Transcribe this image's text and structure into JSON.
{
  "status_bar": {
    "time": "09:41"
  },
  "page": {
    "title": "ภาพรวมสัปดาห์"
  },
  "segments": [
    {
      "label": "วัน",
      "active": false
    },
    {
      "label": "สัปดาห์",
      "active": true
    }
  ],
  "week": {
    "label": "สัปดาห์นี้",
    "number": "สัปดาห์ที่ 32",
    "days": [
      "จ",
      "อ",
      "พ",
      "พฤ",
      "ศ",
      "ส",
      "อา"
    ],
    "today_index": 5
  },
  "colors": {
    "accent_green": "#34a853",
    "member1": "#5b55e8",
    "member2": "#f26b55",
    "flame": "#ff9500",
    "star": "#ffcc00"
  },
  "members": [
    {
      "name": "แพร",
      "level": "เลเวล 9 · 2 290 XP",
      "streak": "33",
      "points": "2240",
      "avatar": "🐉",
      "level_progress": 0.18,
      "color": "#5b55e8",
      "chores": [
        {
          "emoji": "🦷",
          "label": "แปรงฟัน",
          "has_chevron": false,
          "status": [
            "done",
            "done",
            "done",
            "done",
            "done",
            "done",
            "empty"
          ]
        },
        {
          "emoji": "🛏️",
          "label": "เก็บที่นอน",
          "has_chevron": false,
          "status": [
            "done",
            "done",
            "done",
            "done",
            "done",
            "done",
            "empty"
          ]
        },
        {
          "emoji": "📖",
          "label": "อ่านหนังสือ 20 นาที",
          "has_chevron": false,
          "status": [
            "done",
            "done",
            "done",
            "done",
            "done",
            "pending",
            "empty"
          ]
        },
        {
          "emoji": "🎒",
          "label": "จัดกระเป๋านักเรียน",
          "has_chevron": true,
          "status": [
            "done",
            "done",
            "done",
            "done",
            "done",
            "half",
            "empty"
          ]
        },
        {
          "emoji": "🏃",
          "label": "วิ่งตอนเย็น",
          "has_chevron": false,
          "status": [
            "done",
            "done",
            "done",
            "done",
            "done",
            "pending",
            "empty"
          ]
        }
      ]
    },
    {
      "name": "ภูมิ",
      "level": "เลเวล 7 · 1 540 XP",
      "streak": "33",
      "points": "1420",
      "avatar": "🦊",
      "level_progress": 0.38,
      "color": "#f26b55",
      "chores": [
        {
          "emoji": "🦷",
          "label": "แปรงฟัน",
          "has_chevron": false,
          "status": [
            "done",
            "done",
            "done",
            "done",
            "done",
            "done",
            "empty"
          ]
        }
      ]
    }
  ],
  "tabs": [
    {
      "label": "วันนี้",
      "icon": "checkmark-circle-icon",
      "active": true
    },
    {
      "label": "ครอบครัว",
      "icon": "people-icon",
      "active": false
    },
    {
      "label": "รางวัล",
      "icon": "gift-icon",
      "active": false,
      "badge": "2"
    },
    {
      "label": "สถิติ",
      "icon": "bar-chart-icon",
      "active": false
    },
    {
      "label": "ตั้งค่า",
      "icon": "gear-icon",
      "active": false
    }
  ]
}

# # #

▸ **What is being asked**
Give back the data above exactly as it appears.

▸ **Result below**
Transcribe this image's text and structure into JSON.
{
  "status_bar": {
    "time": "09:41"
  },
  "page": {
    "title": "ภาพรวมสัปดาห์"
  },
  "segments": [
    {
      "label": "วัน",
      "active": false
    },
    {
      "label": "สัปดาห์",
      "active": true
    }
  ],
  "week": {
    "label": "สัปดาห์นี้",
    "number": "สัปดาห์ที่ 32",
    "days": [
      "จ",
      "อ",
      "พ",
      "พฤ",
      "ศ",
      "ส",
      "อา"
    ],
    "today_index": 5
  },
  "colors": {
    "accent_green": "#34a853",
    "member1": "#5b55e8",
    "member2": "#f26b55",
    "flame": "#ff9500",
    "star": "#ffcc00"
  },
  "members": [
    {
      "name": "แพร",
      "level": "เลเวล 9 · 2 290 XP",
      "streak": "33",
      "points": "2240",
      "avatar": "🐉",
      "level_progress": 0.18,
      "color": "#5b55e8",
      "chores": [
        {
          "emoji": "🦷",
          "label": "แปรงฟัน",
          "has_chevron": false,
          "status": [
            "done",
            "done",
            "done",
            "done",
            "done",
            "done",
            "empty"
          ]
        },
        {
          "emoji": "🛏️",
          "label": "เก็บที่นอน",
          "has_chevron": false,
          "status": [
            "done",
            "done",
            "done",
            "done",
            "done",
            "done",
            "empty"
          ]
        },
        {
          "emoji": "📖",
          "label": "อ่านหนังสือ 20 นาที",
          "has_chevron": false,
          "status": [
            "done",
            "done",
            "done",
            "done",
            "done",
            "pending",
            "empty"
          ]
        },
        {
          "emoji": "🎒",
          "label": "จัดกระเป๋านักเรียน",
          "has_chevron": true,
          "status": [
            "done",
            "done",
            "done",
            "done",
            "done",
            "half",
            "empty"
          ]
        },
        {
          "emoji": "🏃",
          "label": "วิ่งตอนเย็น",
          "has_chevron": false,
          "status": [
            "done",
            "done",
            "done",
            "done",
            "done",
            "pending",
            "empty"
          ]
        }
      ]
    },
    {
      "name": "ภูมิ",
      "level": "เลเวล 7 · 1 540 XP",
      "streak": "33",
      "points": "1420",
      "avatar": "🦊",
      "level_progress": 0.38,
      "color": "#f26b55",
      "chores": [
        {
          "emoji": "🦷",
          "label": "แปรงฟัน",
          "has_chevron": false,
          "status": [
            "done",
            "done",
            "done",
            "done",
            "done",
            "done",
            "empty"
          ]
        }
      ]
    }
  ],
  "tabs": [
    {
      "label": "วันนี้",
      "icon": "checkmark-circle-icon",
      "active": true
    },
    {
      "label": "ครอบครัว",
      "icon": "people-icon",
      "active": false
    },
    {
      "label": "รางวัล",
      "icon": "gift-icon",
      "active": false,
      "badge": "2"
    },
    {
      "label": "สถิติ",
      "icon": "bar-chart-icon",
      "active": false
    },
    {
      "label": "ตั้งค่า",
      "icon": "gear-icon",
      "active": false
    }
  ]
}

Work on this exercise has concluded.